Topic List : Cardiovascular Health
Mom’s CPR saves son
Jose Agredano Jr. got CPR from his mother after being struck in the chest by the ball during a soccer game — an impact that triggered a rare and often lethal medical condition.
Virtual reality helps surgery
Gina Milner’s successful surgery, the first at Packard Children’s to use the new imaging technology, is one of many examples of how virtual-reality techniques are now helping patients.
Heart-damaging chemo drugs ranked
Stanford researchers have developed a test that may help screen for cardiotoxicity in new chemotherapy drugs.
Costs add up when defibrillators act up

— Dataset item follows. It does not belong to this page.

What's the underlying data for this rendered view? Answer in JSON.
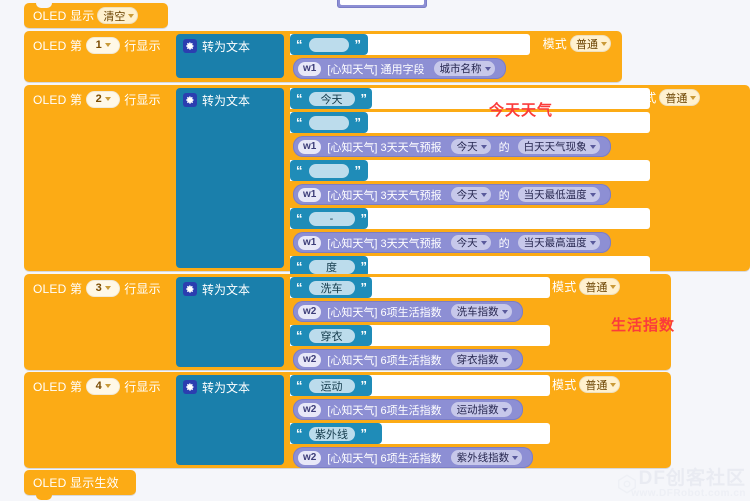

Heart patients with implantable cardioverter defibrillators often undergo a series of health care procedures when they receive shocks from the devices, regardless of whether the shocks are necessary, a Stanford researcher says.
Inflammatory link to heart disease, death
A chronic inflammatory process that occurs in some, but not all, older people may trigger cardiovascular problems, a new Stanford study shows. Part of the solution might be found in a cup of coffee.
Heart health app updated
A new version of the free MyHeart Counts app is available. It now features graphical feedback, interventions and coaching.
Smartphones’ potential for medical research
Stanford researchers say that data collected through MyHeart Counts, a heart-health study in which participants transmit information through an app, demonstrates the potential of smartphones to transform the measurement of physical activity and fitness for clinical research.
Owens on new statin recommendation
The Stanford professor of medicine was a member of the U.S. Preventive Services Task Force, which has issued a new recommendation on statin use based on an extensive literature review.
High-intensity statins decrease mortality rates
In a retrospective study of a large population of patients with cardiovascular disease, Stanford researchers concluded that high-intensity statin treatments increased rates of survival.
Cardiovascular symposium Oct. 20
Registration for the free event, which is being jointly presented by the Stanford Cardiovascular Institute and the Karolinska Institute, closes at noon Oct. 19.